### What the exercise asks
For each line below that contains the word "arrow", make a copy.

Web page and app entries:
[Start of section]
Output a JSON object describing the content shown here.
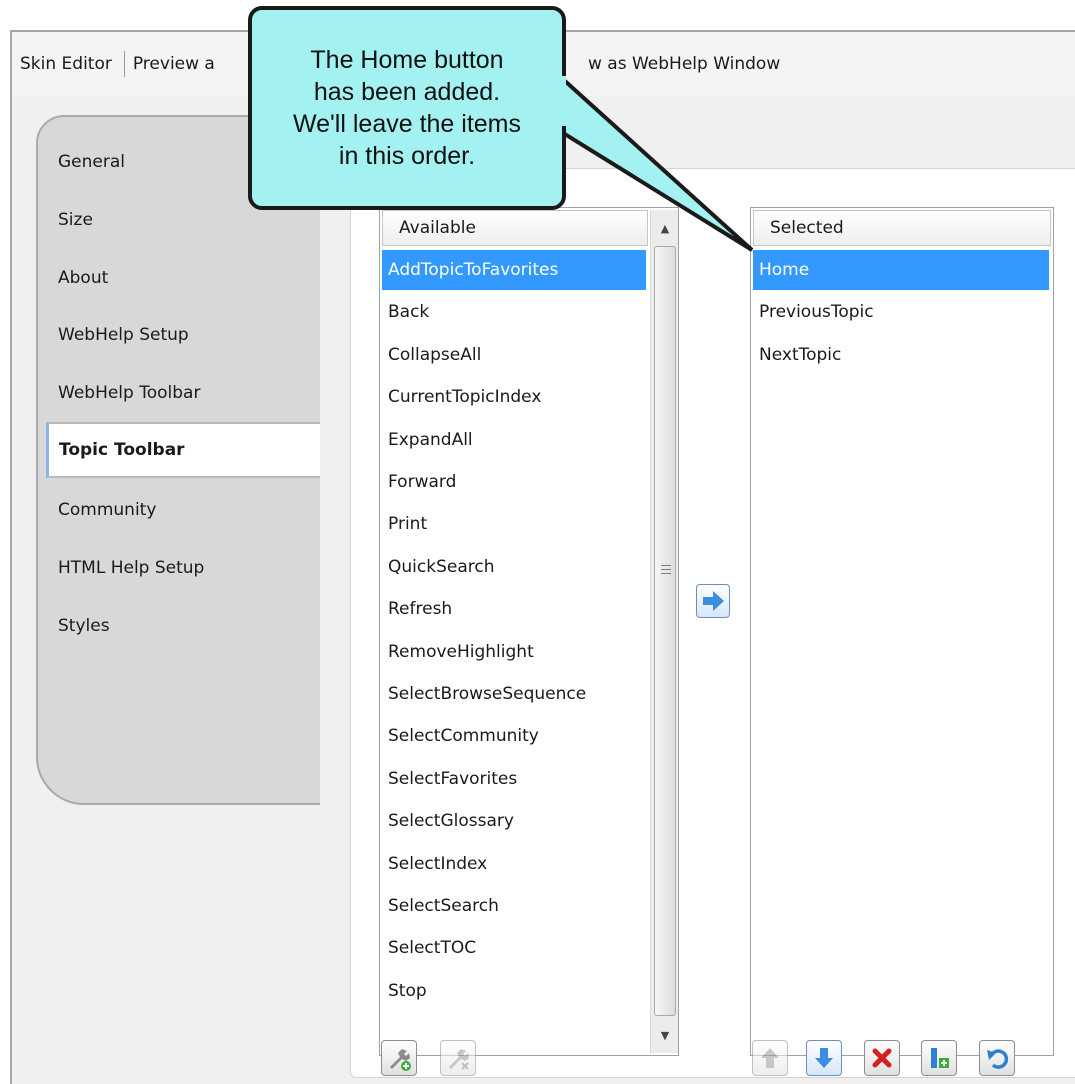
{
  "toolbar": {
    "skin_editor_label": "Skin Editor",
    "preview_label": "Preview a",
    "preview_window_label": "w as WebHelp Window"
  },
  "tabs": [
    {
      "label": "General"
    },
    {
      "label": "Size"
    },
    {
      "label": "About"
    },
    {
      "label": "WebHelp Setup"
    },
    {
      "label": "WebHelp Toolbar"
    },
    {
      "label": "Topic Toolbar",
      "active": true
    },
    {
      "label": "Community"
    },
    {
      "label": "HTML Help Setup"
    },
    {
      "label": "Styles"
    }
  ],
  "available": {
    "header": "Available",
    "items": [
      "AddTopicToFavorites",
      "Back",
      "CollapseAll",
      "CurrentTopicIndex",
      "ExpandAll",
      "Forward",
      "Print",
      "QuickSearch",
      "Refresh",
      "RemoveHighlight",
      "SelectBrowseSequence",
      "SelectCommunity",
      "SelectFavorites",
      "SelectGlossary",
      "SelectIndex",
      "SelectSearch",
      "SelectTOC",
      "Stop"
    ],
    "selected_index": 0
  },
  "selected": {
    "header": "Selected",
    "items": [
      "Home",
      "PreviousTopic",
      "NextTopic"
    ],
    "selected_index": 0
  },
  "icons": {
    "add_arrow": "right-arrow-icon",
    "new_item": "wrench-add-icon",
    "remove_item": "wrench-remove-icon",
    "move_up": "arrow-up-icon",
    "move_down": "arrow-down-icon",
    "delete": "red-x-icon",
    "add_separator": "separator-add-icon",
    "reset": "undo-icon"
  },
  "colors": {
    "selection": "#3399ff",
    "callout_fill": "#a3f2f1",
    "active_tab_accent": "#8ab4e8"
  },
  "callout": {
    "text": "The Home button\nhas been added.\nWe'll leave the items\nin this order."
  }
}
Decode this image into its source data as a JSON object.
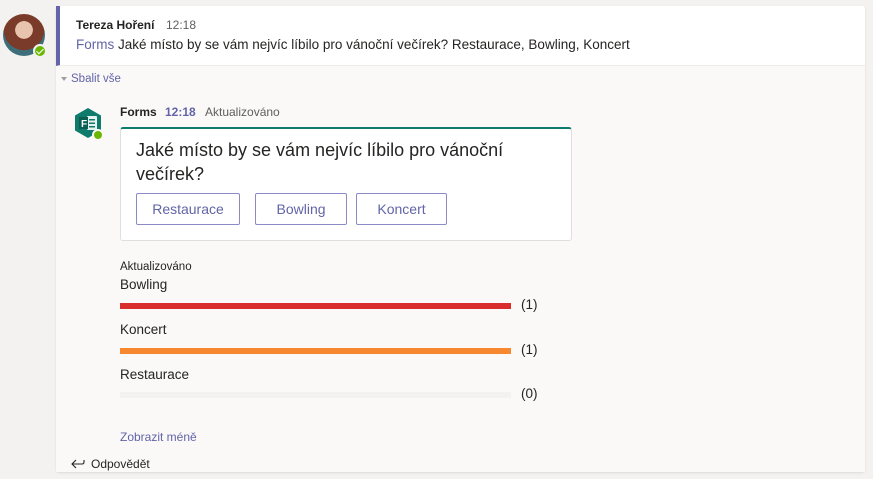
{
  "parent_message": {
    "author": "Tereza Hoření",
    "time": "12:18",
    "link_text": "Forms",
    "text": " Jaké místo by se vám nejvíc líbilo pro vánoční večírek? Restaurace, Bowling, Koncert"
  },
  "thread": {
    "collapse_label": "Sbalit vše",
    "show_less_label": "Zobrazit méně",
    "reply_label": "Odpovědět"
  },
  "bot_message": {
    "name": "Forms",
    "time": "12:18",
    "status": "Aktualizováno",
    "icon": "forms-app-icon"
  },
  "poll": {
    "question": "Jaké místo by se vám nejvíc líbilo pro vánoční večírek?",
    "options": [
      "Restaurace",
      "Bowling",
      "Koncert"
    ],
    "results_status": "Aktualizováno",
    "results": [
      {
        "label": "Bowling",
        "count": "(1)",
        "share": 1.0,
        "color": "#d92c2c"
      },
      {
        "label": "Koncert",
        "count": "(1)",
        "share": 1.0,
        "color": "#f7882f"
      },
      {
        "label": "Restaurace",
        "count": "(0)",
        "share": 0.0,
        "color": "#f3f2f1"
      }
    ]
  },
  "colors": {
    "accent": "#6264a7",
    "forms_green": "#0f7b6c",
    "presence_available": "#6bb700"
  }
}
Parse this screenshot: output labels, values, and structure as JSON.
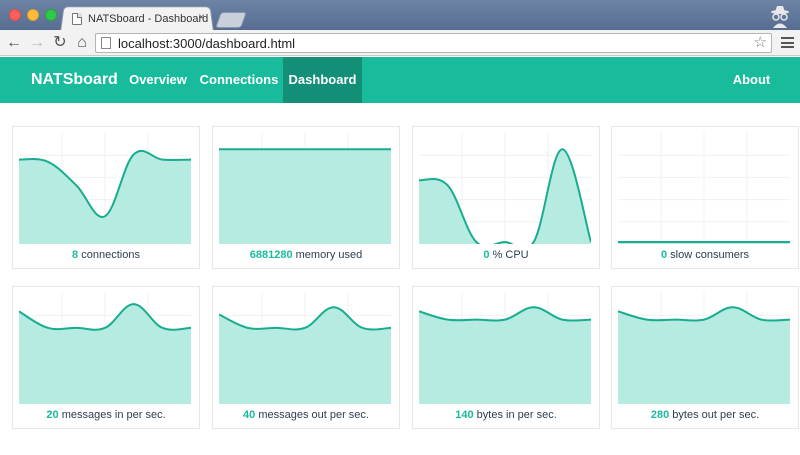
{
  "browser": {
    "tab_title": "NATSboard - Dashboard",
    "tab_close": "×",
    "url": "localhost:3000/dashboard.html",
    "back_glyph": "←",
    "forward_glyph": "→",
    "reload_glyph": "↻",
    "home_glyph": "⌂",
    "star_glyph": "☆"
  },
  "navbar": {
    "brand": "NATSboard",
    "links": {
      "overview": "Overview",
      "connections": "Connections",
      "dashboard": "Dashboard",
      "about": "About"
    },
    "active": "dashboard"
  },
  "colors": {
    "accent": "#18bc9c",
    "accent_dark": "#128f76",
    "area_fill": "#b5ebe0",
    "line": "#18ad8f",
    "text": "#2c3e50"
  },
  "panels": [
    {
      "value": "8",
      "label": "connections",
      "series": [
        0.8,
        0.78,
        0.55,
        0.25,
        0.85,
        0.8,
        0.8
      ]
    },
    {
      "value": "6881280",
      "label": "memory used",
      "series": [
        0.9,
        0.9,
        0.9,
        0.9,
        0.9,
        0.9,
        0.9
      ]
    },
    {
      "value": "0",
      "label": "% CPU",
      "series": [
        0.6,
        0.55,
        0.0,
        0.0,
        0.0,
        0.9,
        0.0
      ]
    },
    {
      "value": "0",
      "label": "slow consumers",
      "series": [
        0,
        0,
        0,
        0,
        0,
        0,
        0
      ]
    },
    {
      "value": "20",
      "label": "messages in per sec.",
      "series": [
        0.88,
        0.72,
        0.72,
        0.72,
        0.95,
        0.72,
        0.72
      ]
    },
    {
      "value": "40",
      "label": "messages out per sec.",
      "series": [
        0.85,
        0.72,
        0.72,
        0.72,
        0.92,
        0.72,
        0.72
      ]
    },
    {
      "value": "140",
      "label": "bytes in per sec.",
      "series": [
        0.88,
        0.8,
        0.8,
        0.8,
        0.92,
        0.8,
        0.8
      ]
    },
    {
      "value": "280",
      "label": "bytes out per sec.",
      "series": [
        0.88,
        0.8,
        0.8,
        0.8,
        0.92,
        0.8,
        0.8
      ]
    }
  ]
}
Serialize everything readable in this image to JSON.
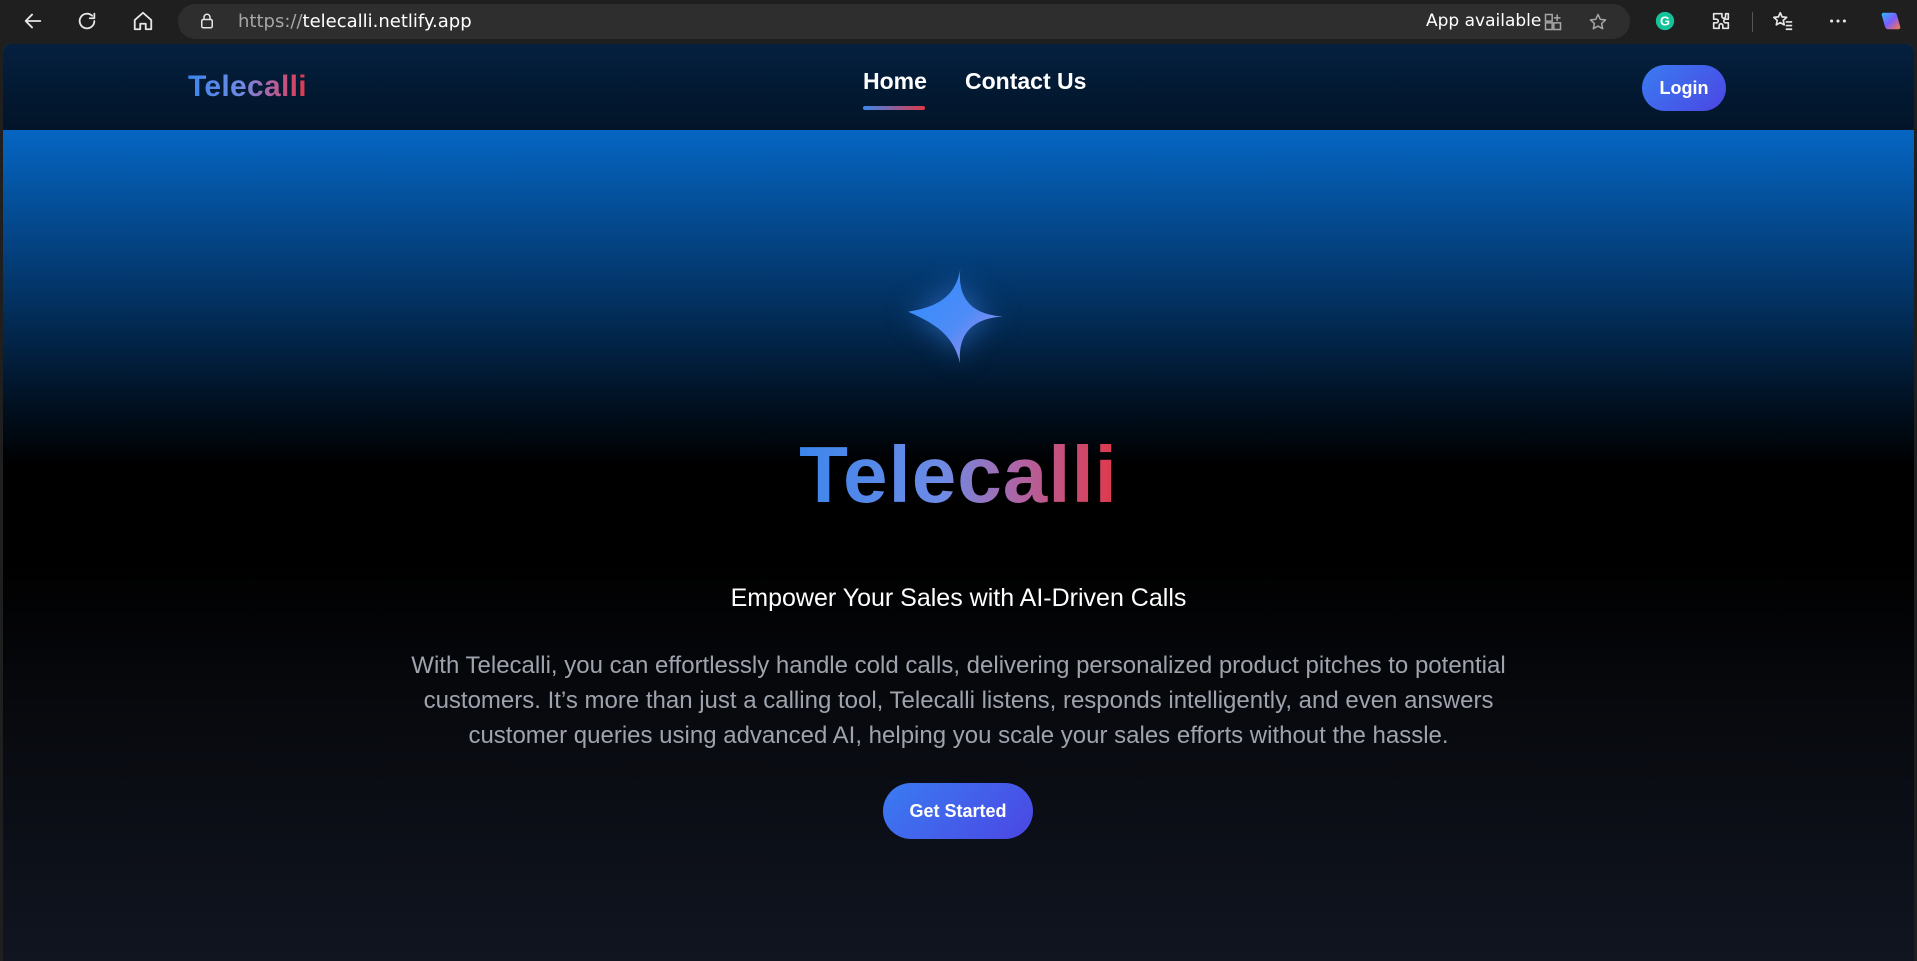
{
  "browser": {
    "url_protocol": "https://",
    "url_host": "telecalli.netlify.app",
    "app_available_label": "App available"
  },
  "nav": {
    "logo": "Telecalli",
    "links": [
      {
        "label": "Home",
        "active": true
      },
      {
        "label": "Contact Us",
        "active": false
      }
    ],
    "login_label": "Login"
  },
  "hero": {
    "title": "Telecalli",
    "tagline": "Empower Your Sales with AI-Driven Calls",
    "description": "With Telecalli, you can effortlessly handle cold calls, delivering personalized product pitches to potential customers. It’s more than just a calling tool, Telecalli listens, responds intelligently, and even answers customer queries using advanced AI, helping you scale your sales efforts without the hassle.",
    "cta_label": "Get Started"
  },
  "colors": {
    "brand_blue": "#3c86ec",
    "brand_red": "#e0384a",
    "button_start": "#3a7cf2",
    "button_end": "#4b46e3"
  },
  "icons": [
    "back-arrow-icon",
    "refresh-icon",
    "home-icon",
    "lock-icon",
    "app-install-icon",
    "favorite-star-icon",
    "grammarly-icon",
    "extensions-icon",
    "favorites-icon",
    "more-icon",
    "copilot-icon",
    "sparkle-star-icon"
  ]
}
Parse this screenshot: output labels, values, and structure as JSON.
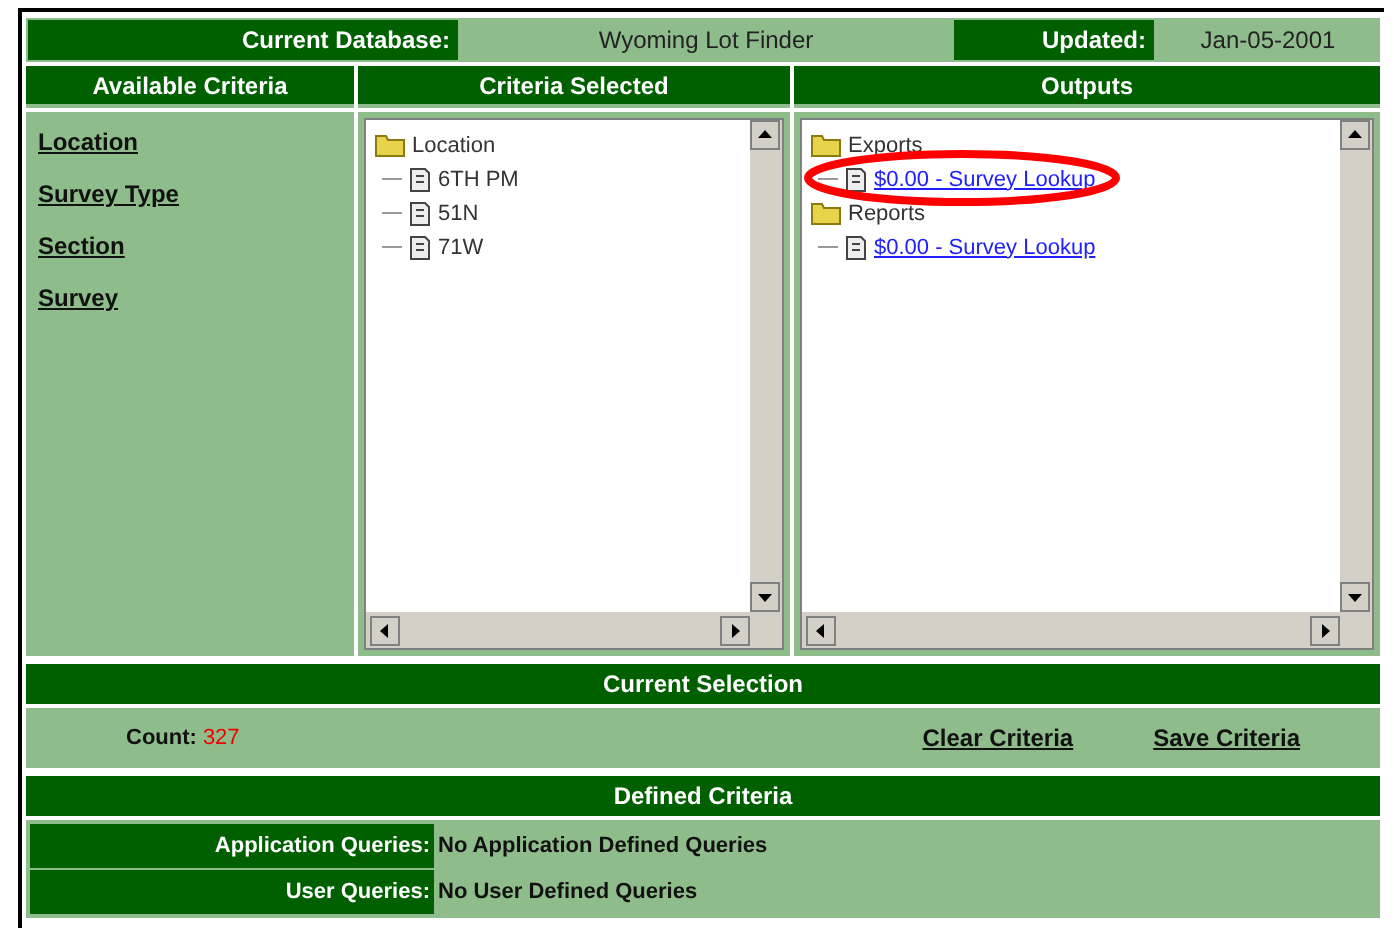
{
  "header": {
    "database_label": "Current Database:",
    "database": "Wyoming Lot Finder",
    "updated_label": "Updated:",
    "updated": "Jan-05-2001"
  },
  "columns": [
    "Available Criteria",
    "Criteria Selected",
    "Outputs"
  ],
  "available_criteria": [
    "Location",
    "Survey Type",
    "Section",
    "Survey"
  ],
  "criteria_selected": [
    {
      "label": "Location",
      "kind": "folder",
      "children": [
        {
          "label": "6TH PM",
          "kind": "document"
        },
        {
          "label": "51N",
          "kind": "document"
        },
        {
          "label": "71W",
          "kind": "document"
        }
      ]
    }
  ],
  "outputs": [
    {
      "label": "Exports",
      "kind": "folder",
      "children": [
        {
          "label": "$0.00 - Survey Lookup",
          "kind": "link",
          "circled": true
        }
      ]
    },
    {
      "label": "Reports",
      "kind": "folder",
      "children": [
        {
          "label": "$0.00 - Survey Lookup",
          "kind": "link",
          "circled": false
        }
      ]
    }
  ],
  "current_selection": {
    "title": "Current Selection",
    "count_label": "Count:",
    "count": "327",
    "actions": [
      "Clear Criteria",
      "Save Criteria"
    ]
  },
  "defined_criteria": {
    "title": "Defined Criteria",
    "rows": [
      {
        "label": "Application Queries:",
        "value": "No Application Defined Queries"
      },
      {
        "label": "User Queries:",
        "value": "No User Defined Queries"
      }
    ]
  }
}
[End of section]
### Response
    "add_arrow": "right-arrow-icon",
    "move_up": "arrow-up-icon",
    "move_down": "arrow-down-icon",
    "back-arrow-icon",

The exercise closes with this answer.